New York (NY), New York, NY, New Jersey (NJ), Massachusetts (MA), Connecticut (CT)

Here William M. Kunstler (Bill) makes two separate requests: first that Dr. King appear on the Barry Gray radio program for an interview, and, second, to receive a brief tape from the reverend for an NAACP housing rally at the Rye-Port Chester Chapter.

Letter from S.Leiss to MLK Regarding Dutch Publication Rights

Wednesday, September 1, 1965
New York (NY), New York, NY

S. Leiss sent Dr King this satement regarding a payment for the Dutch rights to "Why We Can't Wait".

Crozer Theological Seminary Telethon

Pennsylvania (PA), Chester, PA

Crozer Theological Seminary, Dr. Kings alma mater, issues a solicitation for contributions to its almnus.
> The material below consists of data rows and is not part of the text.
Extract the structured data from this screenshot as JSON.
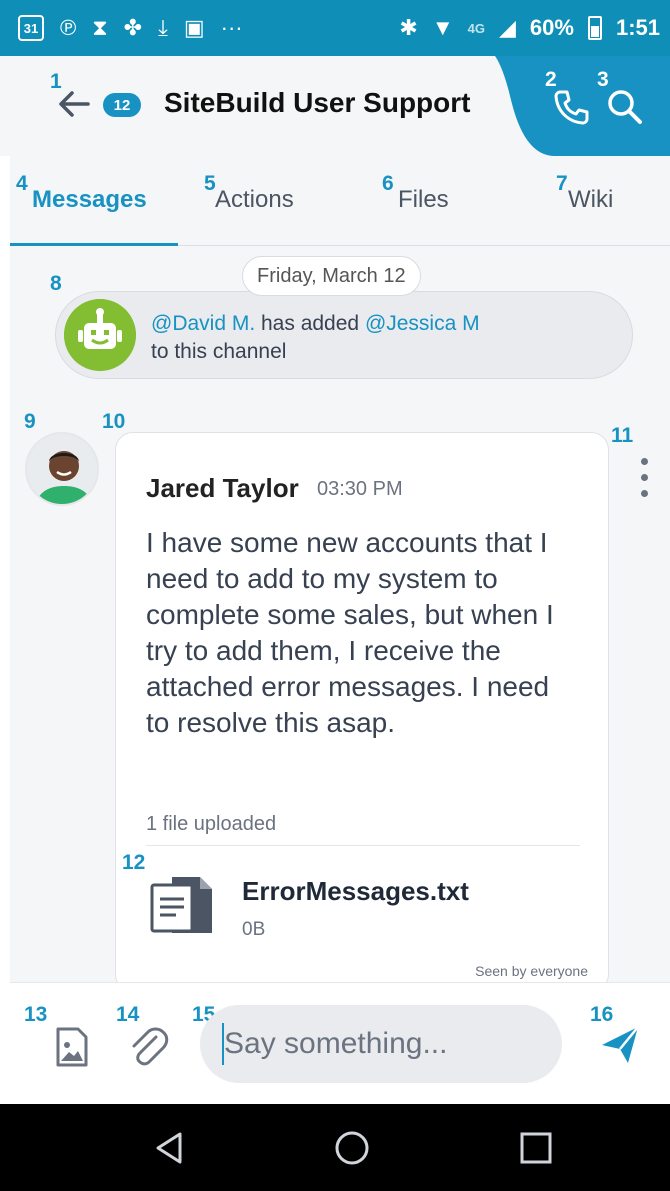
{
  "status_bar": {
    "calendar_day": "31",
    "network": "4G",
    "battery": "60%",
    "time": "1:51"
  },
  "header": {
    "badge_count": "12",
    "title": "SiteBuild User Support"
  },
  "annotations": [
    "1",
    "2",
    "3",
    "4",
    "5",
    "6",
    "7",
    "8",
    "9",
    "10",
    "11",
    "12",
    "13",
    "14",
    "15",
    "16"
  ],
  "tabs": [
    {
      "label": "Messages"
    },
    {
      "label": "Actions"
    },
    {
      "label": "Files"
    },
    {
      "label": "Wiki"
    }
  ],
  "chat": {
    "date": "Friday, March 12",
    "system_message": {
      "mention1": "@David M.",
      "middle": " has added ",
      "mention2": "@Jessica M",
      "end": "to this channel"
    },
    "message": {
      "author": "Jared Taylor",
      "time": "03:30 PM",
      "body": "I have some new accounts that I need to add to my system to complete some sales, but when I try to add them, I receive the attached error messages. I need to resolve this asap.",
      "files_label": "1 file uploaded",
      "file_name": "ErrorMessages.txt",
      "file_size": "0B",
      "seen": "Seen by everyone"
    }
  },
  "compose": {
    "placeholder": "Say something..."
  },
  "colors": {
    "accent": "#1792c2",
    "status_bar": "#0f8fb8",
    "bot": "#82bd32"
  }
}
The letter states that alumni receiving the letter were not able to be reached during the "Crozer Alumni Telethon." Dr. King attended the religious institution from 1948-1951 after receiving his Bachelor of Arts in Sociology from Morehouse College.

Letter from Committee on Racial Justice

Sunday, February 11, 1968
Philadelphia, PA

In this letter, the Committee on Racial Justice provides update on their activities and encouragement.

Letter from Oxford JACARI to MLK

Saturday, June 6, 1964
London, England, UNITED KINGDOM

Frank R. Parker, Vice-Chairman of the Oxford Joint Action Committee Against Racial Intolerance (JACARI) extends yet another speaking invitation to Dr. King, emphasizing his eagerness to hear the message of non-violent resistance.

Postcard from J. Mason

Mason requests that Dr. King focus more on black youth crime rates, orphan children and other charitable activities within the black community.

400 Years of Bigotry and Hate

Florida (FL), St. Augustine, FL, Georgia (GA), Alabama (AL), New York (NY), New York, NY, Washington, D.C., Mississippi (MS)

Dr. King describes the efforts of the Southern Christian Leadership Conference involvement in the civil rights campaign, May-July of 1964, in St. Augustine, Florida. The excerpted article is taken from the SCLC Newsletter.